How to watch the SUPER BLOOD MOON eclipse: Rare phenomenon will be seen throughout most of the world this weekend


posted
Categories: Education
  • Supermoon lunar eclipse will take place on September 27th and 28th
  • It will be visible in North and South America, Africa and western Asia
  • The event will also be seen in eastern Pacific Ocean region and Europe
  •  It will last 1 hour and 11 minutes and begins at 8:11pm ET (1.11am BST)
  • It is last in a tetrad of blood moons, which some say signals doomsday

Get ready for a rare double feature this weekend, starring our very own moon.

For the first time in more than 30 years, you can witness a red supermoon in combination with a lunar eclipse.

Late on Sunday 26th of September, across much of the world, a total lunar eclipse will mask the moon's larger-than-life face.

That combination hasn't been seen since 1982 and won't happen again until 2033.

Scroll down for video 

Get ready for a double feature this weekend, starring our own moon. For the first time in more than 30 years, you can witness a red supermoon (pictured here over Washington in July) in combination with a lunar eclipse

Some believe the eclipse has larger significance.

The last 'blood moon' occurred over Easter and the 'supermoon' lunar eclipse will form the fourth event in a 'Tetrad,' which is believed to mark the the beginning of significant events - even the the end of the world - in some religions. 

The next Tetrad cycle won't occur until 2032.

Some Christians are concerned that the celestial event could mark the start of terrible events, based on a passage from the Bible that says: 'The sun shall be turned into darkness, and the moon into blood, before the great and the terrible day of the Lord comes.' 

John Hagee, a Christian pastor who has written a book on the Tetrad called 'Four Blood Moons: Something is About to Change' told the Daily Express that the April blood moon marked the dawn of a 'hugely significant event' for the world.

'This is not something that some religious think tank has put together,' the notoriously outspoken church founder said. 


'It will be quite exciting and especially dramatic,' predicted astronomer Sam Lindsay of the Royal Astronomical Society in London.

'It'll be brighter than usual, bigger than usual.' 

Some people event believe it may never happen, with this weekend's events, they say, signalling the end of the world. 

The last 'blood moon' occurred over Easter and the 'supermoon' lunar eclipse will form the fourth event in a 'Tetrad,' which is believed to mark the the beginning of significant events - even the the end of the world - in some religions.

When a full or new moon makes its closest approach to Earth, it's called a supermoon. Although still 222,000 miles away, this full moon will look bigger and brighter than usual.

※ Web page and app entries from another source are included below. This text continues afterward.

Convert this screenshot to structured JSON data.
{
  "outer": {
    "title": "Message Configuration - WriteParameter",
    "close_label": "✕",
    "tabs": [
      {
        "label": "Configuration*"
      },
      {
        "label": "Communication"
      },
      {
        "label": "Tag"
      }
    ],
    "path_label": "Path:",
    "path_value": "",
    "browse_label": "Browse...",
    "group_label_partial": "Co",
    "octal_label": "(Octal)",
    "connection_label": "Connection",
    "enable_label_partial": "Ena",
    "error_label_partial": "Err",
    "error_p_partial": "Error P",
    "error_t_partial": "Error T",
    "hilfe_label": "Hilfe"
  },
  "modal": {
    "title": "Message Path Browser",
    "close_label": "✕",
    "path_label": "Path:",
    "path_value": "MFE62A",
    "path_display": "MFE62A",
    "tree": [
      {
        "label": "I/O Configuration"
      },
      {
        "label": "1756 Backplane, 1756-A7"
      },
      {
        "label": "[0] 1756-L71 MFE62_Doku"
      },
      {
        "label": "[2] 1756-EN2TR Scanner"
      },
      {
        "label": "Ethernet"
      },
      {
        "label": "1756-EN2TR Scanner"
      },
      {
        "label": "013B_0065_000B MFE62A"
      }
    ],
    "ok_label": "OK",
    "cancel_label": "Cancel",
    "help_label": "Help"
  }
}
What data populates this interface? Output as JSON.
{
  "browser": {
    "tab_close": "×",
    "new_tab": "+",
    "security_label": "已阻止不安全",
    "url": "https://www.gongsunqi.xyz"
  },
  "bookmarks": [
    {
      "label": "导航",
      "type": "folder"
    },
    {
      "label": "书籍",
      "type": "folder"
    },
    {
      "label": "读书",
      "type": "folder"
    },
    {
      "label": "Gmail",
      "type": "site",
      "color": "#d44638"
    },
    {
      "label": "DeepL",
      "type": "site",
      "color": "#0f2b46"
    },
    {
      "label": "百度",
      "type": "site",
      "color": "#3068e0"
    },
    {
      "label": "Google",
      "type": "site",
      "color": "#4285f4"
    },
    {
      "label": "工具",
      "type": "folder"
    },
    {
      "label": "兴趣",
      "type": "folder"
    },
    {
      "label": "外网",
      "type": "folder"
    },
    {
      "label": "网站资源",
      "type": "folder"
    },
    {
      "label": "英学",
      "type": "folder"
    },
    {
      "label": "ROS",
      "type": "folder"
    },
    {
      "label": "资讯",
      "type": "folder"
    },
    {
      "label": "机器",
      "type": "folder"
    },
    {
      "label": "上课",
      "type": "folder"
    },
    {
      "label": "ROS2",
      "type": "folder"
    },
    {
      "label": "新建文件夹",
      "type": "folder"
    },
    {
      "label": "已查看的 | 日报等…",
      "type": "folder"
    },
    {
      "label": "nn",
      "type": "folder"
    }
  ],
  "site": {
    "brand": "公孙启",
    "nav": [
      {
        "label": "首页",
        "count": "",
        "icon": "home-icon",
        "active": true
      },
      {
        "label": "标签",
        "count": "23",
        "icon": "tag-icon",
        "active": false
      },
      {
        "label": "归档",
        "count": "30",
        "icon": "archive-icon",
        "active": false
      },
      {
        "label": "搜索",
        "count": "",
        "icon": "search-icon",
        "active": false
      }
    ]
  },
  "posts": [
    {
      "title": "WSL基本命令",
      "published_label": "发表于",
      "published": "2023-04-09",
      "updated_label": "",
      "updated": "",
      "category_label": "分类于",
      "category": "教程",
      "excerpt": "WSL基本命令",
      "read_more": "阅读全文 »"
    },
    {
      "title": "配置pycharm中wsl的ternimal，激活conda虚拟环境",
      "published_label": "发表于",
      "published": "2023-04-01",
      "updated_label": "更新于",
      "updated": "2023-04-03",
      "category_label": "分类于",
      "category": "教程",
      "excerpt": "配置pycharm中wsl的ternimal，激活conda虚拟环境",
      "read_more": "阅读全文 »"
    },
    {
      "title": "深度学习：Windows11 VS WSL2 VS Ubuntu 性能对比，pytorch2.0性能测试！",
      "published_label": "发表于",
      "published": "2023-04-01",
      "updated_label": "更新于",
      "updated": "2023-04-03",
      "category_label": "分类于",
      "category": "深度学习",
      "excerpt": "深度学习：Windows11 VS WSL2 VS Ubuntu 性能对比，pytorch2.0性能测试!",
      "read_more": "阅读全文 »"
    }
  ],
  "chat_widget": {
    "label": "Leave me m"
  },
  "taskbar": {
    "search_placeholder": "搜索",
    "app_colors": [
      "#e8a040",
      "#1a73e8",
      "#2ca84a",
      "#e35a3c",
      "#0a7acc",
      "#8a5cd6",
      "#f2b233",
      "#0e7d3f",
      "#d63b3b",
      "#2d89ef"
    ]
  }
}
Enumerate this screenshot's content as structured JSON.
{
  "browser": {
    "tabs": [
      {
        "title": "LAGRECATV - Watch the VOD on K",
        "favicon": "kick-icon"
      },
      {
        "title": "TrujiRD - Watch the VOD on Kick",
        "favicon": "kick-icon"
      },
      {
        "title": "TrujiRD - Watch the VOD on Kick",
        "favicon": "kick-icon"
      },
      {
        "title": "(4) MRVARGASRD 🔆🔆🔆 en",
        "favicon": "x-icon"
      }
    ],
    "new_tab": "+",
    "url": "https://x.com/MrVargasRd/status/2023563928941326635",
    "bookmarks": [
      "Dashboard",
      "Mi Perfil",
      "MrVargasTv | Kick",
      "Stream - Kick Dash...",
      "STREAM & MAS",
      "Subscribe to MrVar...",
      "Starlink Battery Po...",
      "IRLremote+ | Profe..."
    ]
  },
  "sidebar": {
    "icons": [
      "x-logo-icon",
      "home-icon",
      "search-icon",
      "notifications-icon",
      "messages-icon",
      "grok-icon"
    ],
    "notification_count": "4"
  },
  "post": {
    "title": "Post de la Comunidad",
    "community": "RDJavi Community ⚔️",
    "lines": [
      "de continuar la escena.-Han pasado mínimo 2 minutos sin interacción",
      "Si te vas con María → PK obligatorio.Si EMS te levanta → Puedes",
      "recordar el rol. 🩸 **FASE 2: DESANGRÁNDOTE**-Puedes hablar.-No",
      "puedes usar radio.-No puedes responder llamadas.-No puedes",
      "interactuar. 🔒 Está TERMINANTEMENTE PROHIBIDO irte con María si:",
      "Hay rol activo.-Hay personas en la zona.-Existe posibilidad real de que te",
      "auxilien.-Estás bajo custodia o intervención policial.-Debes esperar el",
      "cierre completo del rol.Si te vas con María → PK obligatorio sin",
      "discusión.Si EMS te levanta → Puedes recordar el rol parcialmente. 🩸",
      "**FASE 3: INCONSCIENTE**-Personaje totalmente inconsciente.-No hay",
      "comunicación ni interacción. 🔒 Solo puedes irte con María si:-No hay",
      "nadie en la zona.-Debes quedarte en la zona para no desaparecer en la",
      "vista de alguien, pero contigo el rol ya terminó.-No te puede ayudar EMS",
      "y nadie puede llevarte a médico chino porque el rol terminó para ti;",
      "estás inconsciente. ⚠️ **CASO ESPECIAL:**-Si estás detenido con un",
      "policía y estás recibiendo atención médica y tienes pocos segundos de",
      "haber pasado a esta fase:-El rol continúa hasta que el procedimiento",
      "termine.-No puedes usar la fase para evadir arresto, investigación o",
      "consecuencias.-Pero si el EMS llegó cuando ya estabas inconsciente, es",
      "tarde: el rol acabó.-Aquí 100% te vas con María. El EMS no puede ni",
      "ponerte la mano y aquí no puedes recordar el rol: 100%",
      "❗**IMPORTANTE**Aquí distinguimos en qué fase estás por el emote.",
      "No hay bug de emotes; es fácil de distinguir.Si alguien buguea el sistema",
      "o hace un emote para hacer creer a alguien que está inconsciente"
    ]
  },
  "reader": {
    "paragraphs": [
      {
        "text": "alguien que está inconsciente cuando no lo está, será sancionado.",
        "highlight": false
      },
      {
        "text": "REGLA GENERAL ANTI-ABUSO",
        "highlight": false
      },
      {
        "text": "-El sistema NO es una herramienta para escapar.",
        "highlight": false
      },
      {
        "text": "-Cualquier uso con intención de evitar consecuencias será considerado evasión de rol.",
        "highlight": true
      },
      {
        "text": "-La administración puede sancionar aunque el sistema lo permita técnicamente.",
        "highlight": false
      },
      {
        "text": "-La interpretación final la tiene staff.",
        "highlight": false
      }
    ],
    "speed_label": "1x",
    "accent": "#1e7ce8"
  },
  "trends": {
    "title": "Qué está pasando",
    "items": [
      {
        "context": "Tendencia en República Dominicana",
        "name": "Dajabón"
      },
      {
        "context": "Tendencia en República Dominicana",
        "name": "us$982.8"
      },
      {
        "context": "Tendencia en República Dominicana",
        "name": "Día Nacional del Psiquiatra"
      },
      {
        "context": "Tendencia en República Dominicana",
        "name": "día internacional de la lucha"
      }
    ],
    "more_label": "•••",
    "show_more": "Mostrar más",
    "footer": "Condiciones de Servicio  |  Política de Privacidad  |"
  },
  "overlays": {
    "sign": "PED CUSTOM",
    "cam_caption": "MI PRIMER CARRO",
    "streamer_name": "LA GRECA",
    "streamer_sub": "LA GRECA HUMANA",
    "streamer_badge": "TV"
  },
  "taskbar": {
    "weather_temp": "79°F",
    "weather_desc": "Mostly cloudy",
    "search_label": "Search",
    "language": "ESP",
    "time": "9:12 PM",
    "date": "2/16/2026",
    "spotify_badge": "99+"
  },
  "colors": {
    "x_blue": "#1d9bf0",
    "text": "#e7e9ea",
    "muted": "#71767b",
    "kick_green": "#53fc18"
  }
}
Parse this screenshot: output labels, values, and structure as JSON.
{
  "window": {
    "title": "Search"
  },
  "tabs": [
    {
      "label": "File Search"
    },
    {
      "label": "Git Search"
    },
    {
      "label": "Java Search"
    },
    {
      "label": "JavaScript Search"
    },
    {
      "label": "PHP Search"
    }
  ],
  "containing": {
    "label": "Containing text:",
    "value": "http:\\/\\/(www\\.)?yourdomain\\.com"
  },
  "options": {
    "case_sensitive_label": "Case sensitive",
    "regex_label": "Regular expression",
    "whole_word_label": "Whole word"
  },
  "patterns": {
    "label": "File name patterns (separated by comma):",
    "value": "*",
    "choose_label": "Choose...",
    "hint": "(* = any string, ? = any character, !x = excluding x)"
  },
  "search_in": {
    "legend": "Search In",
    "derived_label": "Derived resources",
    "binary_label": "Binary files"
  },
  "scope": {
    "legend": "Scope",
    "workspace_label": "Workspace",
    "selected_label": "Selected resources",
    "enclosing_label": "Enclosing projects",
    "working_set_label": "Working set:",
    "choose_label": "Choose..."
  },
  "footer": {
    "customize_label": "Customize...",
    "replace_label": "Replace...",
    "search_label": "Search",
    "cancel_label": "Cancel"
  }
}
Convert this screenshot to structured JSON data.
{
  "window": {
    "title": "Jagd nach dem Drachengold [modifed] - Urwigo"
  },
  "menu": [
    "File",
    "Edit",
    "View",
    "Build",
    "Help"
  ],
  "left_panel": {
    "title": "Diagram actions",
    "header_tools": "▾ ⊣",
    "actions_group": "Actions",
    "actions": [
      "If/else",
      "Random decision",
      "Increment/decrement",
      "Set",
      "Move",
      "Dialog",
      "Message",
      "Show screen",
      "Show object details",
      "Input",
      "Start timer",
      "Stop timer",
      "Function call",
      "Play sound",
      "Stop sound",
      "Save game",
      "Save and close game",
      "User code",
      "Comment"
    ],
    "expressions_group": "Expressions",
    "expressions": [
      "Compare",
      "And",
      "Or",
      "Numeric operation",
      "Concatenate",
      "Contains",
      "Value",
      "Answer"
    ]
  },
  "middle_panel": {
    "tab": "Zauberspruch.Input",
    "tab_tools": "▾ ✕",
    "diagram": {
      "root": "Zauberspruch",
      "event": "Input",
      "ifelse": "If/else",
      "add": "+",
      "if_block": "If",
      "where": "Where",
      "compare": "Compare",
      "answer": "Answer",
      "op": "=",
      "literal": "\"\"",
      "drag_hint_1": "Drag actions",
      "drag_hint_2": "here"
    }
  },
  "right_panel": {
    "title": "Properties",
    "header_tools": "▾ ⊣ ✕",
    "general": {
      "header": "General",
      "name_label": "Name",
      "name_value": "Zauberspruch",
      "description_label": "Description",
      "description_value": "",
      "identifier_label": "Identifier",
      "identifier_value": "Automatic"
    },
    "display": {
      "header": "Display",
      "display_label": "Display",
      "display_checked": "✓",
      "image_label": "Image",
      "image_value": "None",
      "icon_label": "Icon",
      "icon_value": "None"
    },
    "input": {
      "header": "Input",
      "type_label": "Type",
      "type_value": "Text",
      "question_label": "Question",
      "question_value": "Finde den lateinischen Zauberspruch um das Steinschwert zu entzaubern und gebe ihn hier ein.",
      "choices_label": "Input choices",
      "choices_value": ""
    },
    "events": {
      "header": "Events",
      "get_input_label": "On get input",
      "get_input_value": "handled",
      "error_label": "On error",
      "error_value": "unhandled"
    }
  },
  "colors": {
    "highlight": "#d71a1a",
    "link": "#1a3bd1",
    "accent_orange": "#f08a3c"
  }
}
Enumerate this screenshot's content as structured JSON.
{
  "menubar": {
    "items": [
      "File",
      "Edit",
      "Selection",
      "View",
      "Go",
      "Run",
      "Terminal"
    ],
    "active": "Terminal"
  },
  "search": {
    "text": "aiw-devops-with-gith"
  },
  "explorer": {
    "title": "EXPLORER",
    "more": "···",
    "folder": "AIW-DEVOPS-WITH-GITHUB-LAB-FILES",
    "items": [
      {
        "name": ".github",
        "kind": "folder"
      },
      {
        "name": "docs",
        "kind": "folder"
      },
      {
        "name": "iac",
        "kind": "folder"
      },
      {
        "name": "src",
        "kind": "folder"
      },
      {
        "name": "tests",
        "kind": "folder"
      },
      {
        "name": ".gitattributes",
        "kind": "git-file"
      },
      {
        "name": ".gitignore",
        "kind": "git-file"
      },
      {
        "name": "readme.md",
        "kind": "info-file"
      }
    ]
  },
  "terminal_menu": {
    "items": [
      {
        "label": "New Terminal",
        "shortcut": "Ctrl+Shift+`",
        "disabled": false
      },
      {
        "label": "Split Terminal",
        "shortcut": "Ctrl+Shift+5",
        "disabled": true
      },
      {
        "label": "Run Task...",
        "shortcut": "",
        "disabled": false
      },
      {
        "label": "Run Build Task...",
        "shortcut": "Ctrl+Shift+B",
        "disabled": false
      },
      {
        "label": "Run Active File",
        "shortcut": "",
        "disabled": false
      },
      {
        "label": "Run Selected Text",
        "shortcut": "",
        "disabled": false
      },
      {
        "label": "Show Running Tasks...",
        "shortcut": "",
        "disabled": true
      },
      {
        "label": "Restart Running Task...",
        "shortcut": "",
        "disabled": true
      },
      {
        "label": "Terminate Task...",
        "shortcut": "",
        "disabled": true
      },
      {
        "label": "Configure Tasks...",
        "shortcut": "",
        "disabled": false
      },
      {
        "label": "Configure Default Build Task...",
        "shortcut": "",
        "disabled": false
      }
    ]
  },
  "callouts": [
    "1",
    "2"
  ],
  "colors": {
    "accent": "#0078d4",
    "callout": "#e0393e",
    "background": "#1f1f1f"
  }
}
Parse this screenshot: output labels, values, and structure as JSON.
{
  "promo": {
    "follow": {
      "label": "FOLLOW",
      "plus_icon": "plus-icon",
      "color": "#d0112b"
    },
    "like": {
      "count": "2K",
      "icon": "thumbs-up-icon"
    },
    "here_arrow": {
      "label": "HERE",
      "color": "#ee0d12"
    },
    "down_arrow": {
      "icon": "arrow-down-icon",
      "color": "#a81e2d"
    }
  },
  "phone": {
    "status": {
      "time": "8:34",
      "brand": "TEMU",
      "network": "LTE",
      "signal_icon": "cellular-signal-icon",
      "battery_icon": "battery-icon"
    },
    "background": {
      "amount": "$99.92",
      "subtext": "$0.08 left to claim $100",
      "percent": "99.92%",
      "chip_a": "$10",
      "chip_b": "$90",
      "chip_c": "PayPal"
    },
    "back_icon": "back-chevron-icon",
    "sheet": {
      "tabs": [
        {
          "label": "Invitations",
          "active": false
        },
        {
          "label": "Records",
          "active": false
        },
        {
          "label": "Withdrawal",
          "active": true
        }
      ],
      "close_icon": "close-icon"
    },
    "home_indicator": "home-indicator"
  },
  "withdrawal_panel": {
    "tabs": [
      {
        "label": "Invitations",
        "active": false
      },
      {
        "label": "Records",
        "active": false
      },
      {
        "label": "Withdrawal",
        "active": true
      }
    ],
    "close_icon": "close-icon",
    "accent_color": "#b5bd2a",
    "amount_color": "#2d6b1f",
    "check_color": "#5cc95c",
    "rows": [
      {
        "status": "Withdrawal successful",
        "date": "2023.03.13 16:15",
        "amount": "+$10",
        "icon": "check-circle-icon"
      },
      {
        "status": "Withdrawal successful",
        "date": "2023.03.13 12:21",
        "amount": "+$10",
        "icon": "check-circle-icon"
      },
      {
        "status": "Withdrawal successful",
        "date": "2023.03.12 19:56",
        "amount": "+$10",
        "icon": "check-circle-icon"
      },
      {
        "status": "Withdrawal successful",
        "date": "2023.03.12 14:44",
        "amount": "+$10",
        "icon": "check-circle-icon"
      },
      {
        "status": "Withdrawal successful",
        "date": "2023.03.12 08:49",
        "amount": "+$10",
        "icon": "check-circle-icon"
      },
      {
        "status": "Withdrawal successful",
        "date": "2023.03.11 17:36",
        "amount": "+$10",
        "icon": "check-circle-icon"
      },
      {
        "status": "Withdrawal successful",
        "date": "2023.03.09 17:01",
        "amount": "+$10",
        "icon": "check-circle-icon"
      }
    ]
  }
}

This will be combined with a lunar eclipse, when the full moon passes through the darkest part of Earth's shadow, the umbra.

Sunday's supermoon eclipse will last 1 hour and 11 minutes, and will be visible to North and South America, Europe, Africa, and parts of West Asia and the eastern Pacific.

Weather permitting, you can see the supermoon after nightfall, and the eclipse will cast it into shadow beginning at 8:11pm ET (1.11am BST).

The eclipse will begin at 9:07 pm ET (2.07 am BST) on Sunday night, or Monday morning in the UK.

According to Phil Plait's blog, Bad Astronomy, this is the time you'll start to see a dark 'bite' taken out of them moon on the part of it nearest the horizon.

The moon will then spend just over an hour passing into the shadows, with the last sighting of it at 10:11 ET (3:11 BST).

It will be illuminated once again at 11:23 ET (4.23 BST), and it will be completely out of Earth's shadow at 00:27 ET (5:27 am BST).

Nasa is also providing a live stream from 8pm ET until at least 11:30 pm ET (4.30 am BST), broadcast from Marshall Space Flight Center in Huntsville, Alabama.

The live feed is an alternative for those experiencing less-than-optimal weather or light-polluted night skies.

 

Depending on weather conditions on September 27, lucky viewers will see a full moon that looks larger and brighter than usual, with a red tinge. This image shows the last blood moon, which occurred on April 3

U1 is when the moon begins to enter the dark part of the shadow, also known as the umbra. Everyone west of the line 'U4' will miss the event 

  Page Turn